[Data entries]
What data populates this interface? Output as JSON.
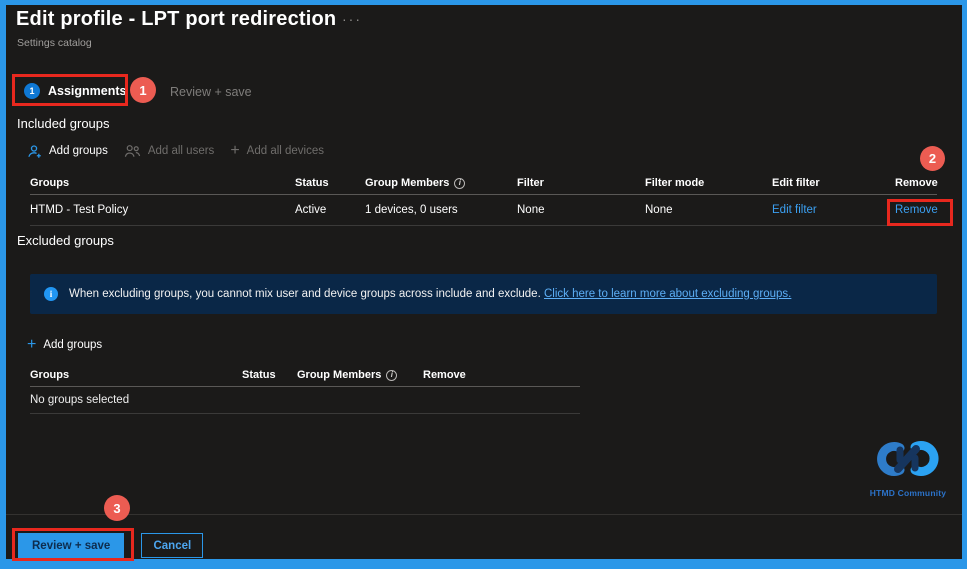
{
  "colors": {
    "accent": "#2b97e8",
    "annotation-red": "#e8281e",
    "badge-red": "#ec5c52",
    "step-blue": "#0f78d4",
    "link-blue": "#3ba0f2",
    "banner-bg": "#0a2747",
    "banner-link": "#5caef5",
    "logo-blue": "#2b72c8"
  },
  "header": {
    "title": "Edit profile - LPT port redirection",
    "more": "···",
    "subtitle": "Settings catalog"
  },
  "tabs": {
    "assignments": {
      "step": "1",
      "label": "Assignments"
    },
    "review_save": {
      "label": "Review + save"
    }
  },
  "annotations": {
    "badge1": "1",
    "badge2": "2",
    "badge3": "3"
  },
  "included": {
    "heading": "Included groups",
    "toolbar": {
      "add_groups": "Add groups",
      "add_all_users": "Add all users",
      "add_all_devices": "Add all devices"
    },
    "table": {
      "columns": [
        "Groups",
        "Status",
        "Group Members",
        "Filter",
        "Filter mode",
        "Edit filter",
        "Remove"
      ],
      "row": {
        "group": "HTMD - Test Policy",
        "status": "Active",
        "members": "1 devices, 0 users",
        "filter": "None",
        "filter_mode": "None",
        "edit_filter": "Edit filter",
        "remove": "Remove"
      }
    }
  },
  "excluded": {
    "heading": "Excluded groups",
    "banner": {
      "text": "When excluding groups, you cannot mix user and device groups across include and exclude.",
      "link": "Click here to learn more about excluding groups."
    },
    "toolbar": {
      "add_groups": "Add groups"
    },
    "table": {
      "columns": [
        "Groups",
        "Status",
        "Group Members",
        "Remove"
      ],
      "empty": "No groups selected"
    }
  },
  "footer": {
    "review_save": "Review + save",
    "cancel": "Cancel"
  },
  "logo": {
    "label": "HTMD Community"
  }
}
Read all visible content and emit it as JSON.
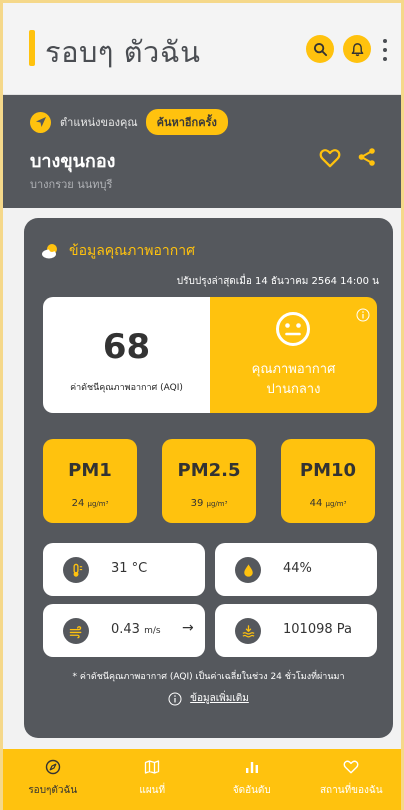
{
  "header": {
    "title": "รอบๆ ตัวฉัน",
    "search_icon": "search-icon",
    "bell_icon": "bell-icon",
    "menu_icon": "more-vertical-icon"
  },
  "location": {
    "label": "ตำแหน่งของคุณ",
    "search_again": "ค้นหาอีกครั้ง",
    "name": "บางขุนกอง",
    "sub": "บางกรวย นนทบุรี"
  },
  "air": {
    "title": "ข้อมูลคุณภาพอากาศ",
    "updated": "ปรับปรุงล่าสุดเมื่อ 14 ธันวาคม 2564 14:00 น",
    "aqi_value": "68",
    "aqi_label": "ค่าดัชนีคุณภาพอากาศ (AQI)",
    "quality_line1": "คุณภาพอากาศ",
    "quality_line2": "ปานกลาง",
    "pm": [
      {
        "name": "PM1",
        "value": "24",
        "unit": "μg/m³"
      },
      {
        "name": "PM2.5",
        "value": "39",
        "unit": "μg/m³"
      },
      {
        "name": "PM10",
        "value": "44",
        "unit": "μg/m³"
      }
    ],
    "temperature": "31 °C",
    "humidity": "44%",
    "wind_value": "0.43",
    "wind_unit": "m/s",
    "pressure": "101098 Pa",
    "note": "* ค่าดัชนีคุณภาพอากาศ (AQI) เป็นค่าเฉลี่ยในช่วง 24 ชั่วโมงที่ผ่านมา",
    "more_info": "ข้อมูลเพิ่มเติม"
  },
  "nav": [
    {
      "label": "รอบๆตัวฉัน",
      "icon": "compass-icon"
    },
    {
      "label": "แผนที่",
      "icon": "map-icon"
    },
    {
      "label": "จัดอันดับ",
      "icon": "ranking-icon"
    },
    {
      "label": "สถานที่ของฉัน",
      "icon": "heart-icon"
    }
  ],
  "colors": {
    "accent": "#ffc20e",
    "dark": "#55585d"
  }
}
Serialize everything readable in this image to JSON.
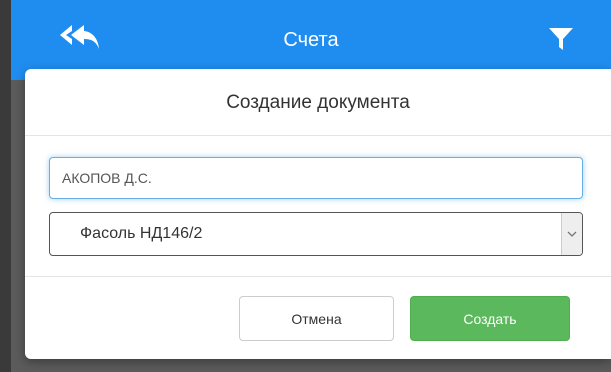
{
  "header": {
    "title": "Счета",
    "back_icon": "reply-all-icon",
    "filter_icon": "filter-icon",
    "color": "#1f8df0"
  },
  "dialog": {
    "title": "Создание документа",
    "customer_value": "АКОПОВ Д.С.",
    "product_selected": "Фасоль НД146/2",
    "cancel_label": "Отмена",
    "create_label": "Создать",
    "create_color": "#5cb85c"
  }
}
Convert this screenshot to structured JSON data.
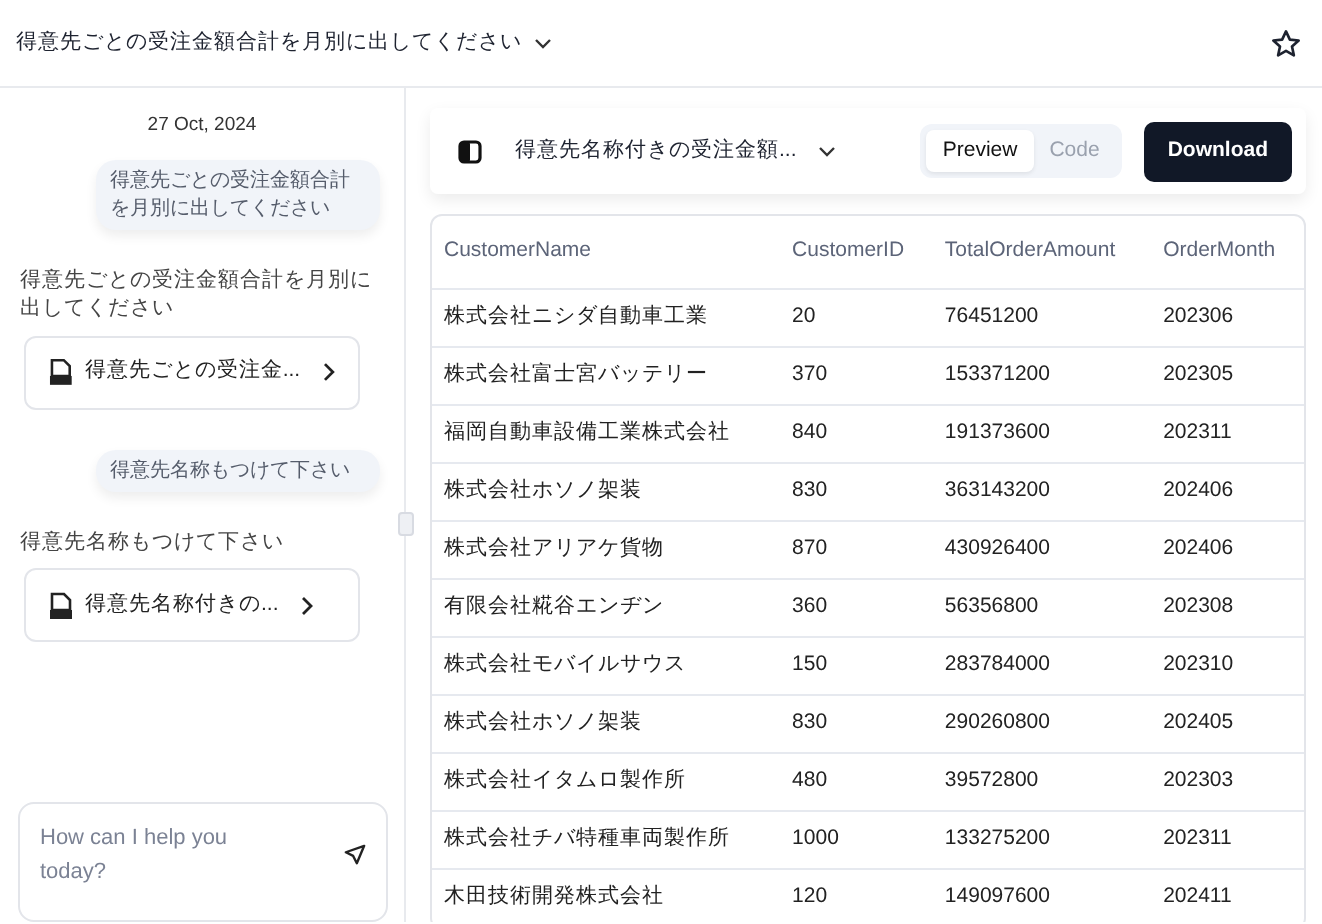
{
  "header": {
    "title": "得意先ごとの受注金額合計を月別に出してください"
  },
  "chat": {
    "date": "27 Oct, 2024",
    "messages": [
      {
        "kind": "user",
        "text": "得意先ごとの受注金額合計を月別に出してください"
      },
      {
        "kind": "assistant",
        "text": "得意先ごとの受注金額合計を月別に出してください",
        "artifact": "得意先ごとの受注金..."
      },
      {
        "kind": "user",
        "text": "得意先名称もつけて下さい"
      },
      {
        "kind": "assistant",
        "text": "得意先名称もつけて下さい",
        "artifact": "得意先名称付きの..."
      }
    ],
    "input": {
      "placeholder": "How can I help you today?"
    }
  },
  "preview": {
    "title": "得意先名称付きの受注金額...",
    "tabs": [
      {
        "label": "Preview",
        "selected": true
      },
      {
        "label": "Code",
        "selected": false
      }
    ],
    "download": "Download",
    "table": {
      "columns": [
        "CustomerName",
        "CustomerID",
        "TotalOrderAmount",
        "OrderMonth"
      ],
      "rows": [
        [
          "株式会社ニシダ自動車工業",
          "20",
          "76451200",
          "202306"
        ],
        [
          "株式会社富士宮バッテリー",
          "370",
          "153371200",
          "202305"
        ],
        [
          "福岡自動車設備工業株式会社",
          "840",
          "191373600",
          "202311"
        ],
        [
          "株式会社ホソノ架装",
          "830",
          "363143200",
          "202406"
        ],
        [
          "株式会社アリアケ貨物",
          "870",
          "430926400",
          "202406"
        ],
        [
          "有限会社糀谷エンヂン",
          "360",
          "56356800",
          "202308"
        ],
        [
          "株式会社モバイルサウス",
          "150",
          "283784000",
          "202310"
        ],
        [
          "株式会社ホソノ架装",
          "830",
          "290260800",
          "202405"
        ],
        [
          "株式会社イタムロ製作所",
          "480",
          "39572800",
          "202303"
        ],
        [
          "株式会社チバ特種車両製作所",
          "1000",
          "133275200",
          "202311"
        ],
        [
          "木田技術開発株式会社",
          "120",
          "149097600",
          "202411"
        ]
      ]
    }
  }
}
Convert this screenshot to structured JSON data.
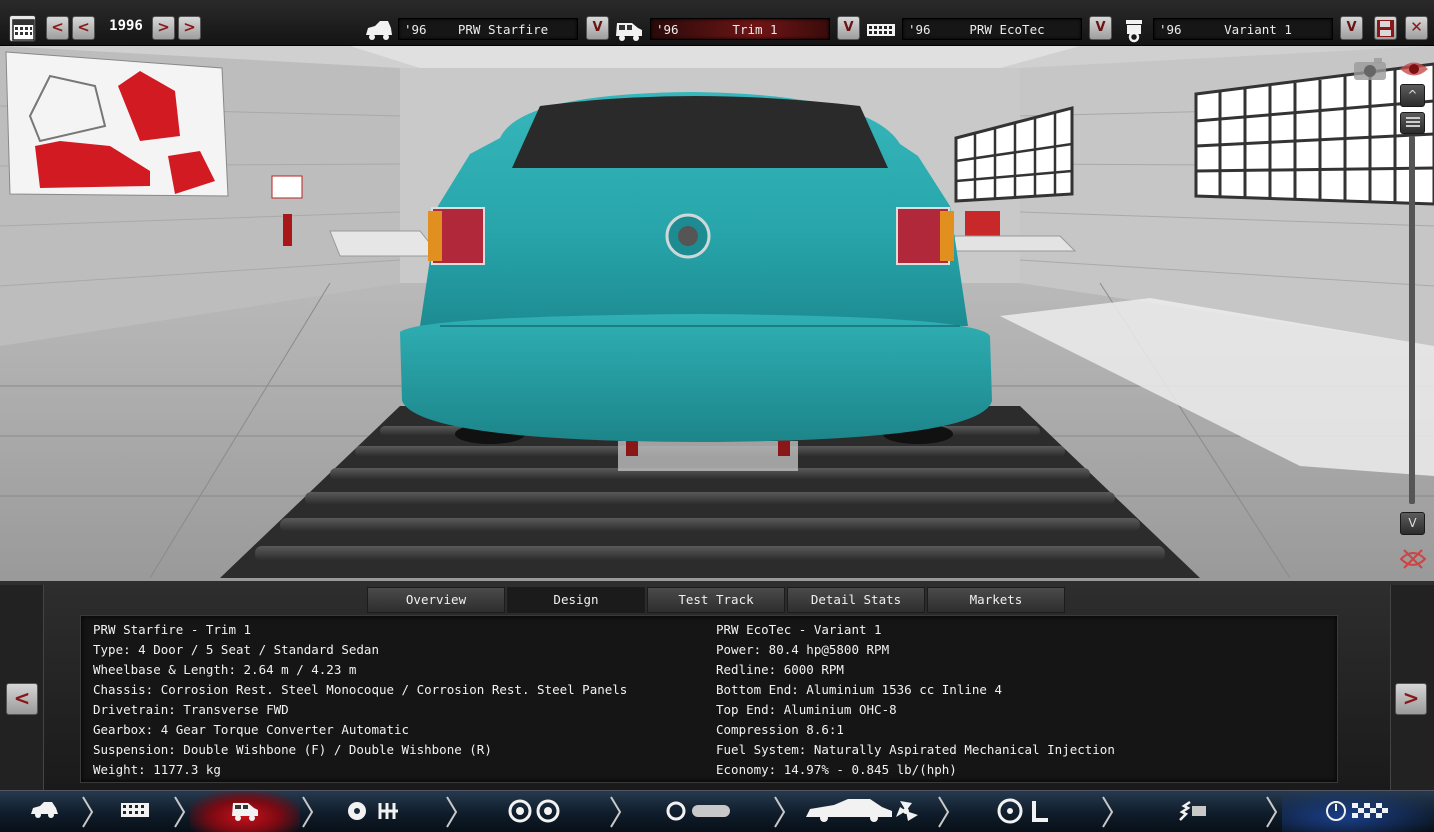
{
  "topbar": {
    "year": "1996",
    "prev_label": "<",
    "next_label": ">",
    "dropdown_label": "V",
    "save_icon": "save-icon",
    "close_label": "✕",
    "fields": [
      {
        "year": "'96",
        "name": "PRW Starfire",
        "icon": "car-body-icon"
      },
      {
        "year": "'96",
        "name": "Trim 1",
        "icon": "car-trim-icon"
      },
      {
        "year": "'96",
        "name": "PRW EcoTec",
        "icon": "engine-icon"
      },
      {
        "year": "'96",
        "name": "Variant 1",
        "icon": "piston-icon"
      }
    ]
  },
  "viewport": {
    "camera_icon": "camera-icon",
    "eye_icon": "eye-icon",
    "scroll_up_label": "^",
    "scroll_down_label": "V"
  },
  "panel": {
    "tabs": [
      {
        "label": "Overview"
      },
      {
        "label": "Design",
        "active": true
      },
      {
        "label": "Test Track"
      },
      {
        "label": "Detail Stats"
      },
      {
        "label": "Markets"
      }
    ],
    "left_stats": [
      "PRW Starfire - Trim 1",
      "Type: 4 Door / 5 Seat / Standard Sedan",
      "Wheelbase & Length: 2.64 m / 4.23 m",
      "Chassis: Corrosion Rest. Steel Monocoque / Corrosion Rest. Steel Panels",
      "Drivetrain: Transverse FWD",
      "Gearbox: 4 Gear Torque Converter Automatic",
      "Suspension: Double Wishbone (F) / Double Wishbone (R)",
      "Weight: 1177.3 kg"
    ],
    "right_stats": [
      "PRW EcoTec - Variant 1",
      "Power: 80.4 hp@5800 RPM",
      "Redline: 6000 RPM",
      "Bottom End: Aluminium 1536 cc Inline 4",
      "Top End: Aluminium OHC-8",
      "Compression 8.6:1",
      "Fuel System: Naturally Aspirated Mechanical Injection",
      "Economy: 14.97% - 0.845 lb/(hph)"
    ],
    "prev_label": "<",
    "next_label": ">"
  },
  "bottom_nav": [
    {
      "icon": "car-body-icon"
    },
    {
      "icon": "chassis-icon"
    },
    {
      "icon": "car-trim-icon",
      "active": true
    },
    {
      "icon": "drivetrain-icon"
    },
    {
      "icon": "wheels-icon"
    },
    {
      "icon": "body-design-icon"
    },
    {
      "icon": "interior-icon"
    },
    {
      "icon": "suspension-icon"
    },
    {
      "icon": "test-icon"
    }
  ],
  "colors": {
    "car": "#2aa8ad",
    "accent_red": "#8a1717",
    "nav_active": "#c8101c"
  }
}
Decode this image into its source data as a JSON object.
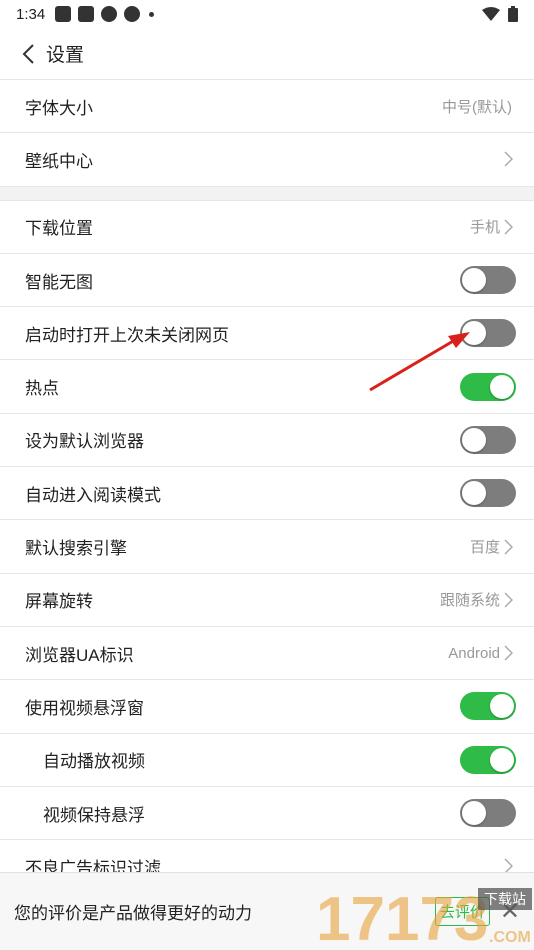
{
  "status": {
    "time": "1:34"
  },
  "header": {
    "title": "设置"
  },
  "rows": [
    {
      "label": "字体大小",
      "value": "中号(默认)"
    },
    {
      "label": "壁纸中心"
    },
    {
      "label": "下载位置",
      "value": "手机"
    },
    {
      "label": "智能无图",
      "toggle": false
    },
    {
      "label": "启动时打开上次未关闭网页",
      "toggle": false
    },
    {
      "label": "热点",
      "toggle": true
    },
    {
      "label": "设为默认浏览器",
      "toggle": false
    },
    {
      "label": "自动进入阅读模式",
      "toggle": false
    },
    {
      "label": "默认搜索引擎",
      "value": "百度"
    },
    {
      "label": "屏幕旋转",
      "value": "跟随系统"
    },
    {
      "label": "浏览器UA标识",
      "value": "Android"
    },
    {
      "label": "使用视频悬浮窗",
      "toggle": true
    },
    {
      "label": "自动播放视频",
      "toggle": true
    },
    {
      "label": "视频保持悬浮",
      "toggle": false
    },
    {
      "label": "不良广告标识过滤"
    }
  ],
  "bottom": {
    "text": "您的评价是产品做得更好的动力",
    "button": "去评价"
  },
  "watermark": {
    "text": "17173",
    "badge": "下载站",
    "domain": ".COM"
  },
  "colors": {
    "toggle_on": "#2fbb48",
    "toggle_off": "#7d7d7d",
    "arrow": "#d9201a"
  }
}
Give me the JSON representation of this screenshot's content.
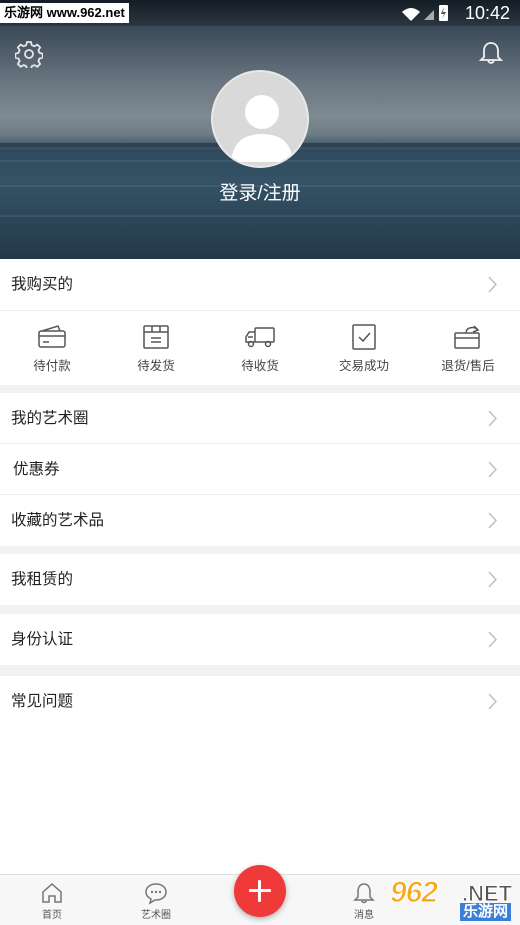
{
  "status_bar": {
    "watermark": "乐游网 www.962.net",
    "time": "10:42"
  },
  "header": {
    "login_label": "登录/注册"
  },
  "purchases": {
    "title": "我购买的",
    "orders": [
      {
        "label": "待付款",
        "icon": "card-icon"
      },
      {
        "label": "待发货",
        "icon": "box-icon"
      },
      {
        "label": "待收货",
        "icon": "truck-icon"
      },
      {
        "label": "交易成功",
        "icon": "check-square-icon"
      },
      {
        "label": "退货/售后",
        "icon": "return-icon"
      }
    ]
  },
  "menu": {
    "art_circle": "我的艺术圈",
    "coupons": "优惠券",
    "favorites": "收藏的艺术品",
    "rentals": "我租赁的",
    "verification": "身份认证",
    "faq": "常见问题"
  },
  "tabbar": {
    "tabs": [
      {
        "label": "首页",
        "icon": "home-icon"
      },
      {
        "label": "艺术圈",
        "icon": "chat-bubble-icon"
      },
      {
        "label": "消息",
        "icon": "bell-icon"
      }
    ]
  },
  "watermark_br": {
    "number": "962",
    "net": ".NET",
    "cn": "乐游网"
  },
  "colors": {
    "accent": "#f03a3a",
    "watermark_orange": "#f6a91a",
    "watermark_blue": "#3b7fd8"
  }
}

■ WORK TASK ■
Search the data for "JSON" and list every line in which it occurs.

■ ANSWER AREA ■
What data populates this interface? Output as JSON.
Read all visible content and emit it as JSON.
Serialize everything readable in this image to JSON.
Convert this screenshot to structured JSON data.
Convert this screenshot to structured JSON data.
Decode this image into its source data as a JSON object.
Give me the JSON representation of this screenshot's content.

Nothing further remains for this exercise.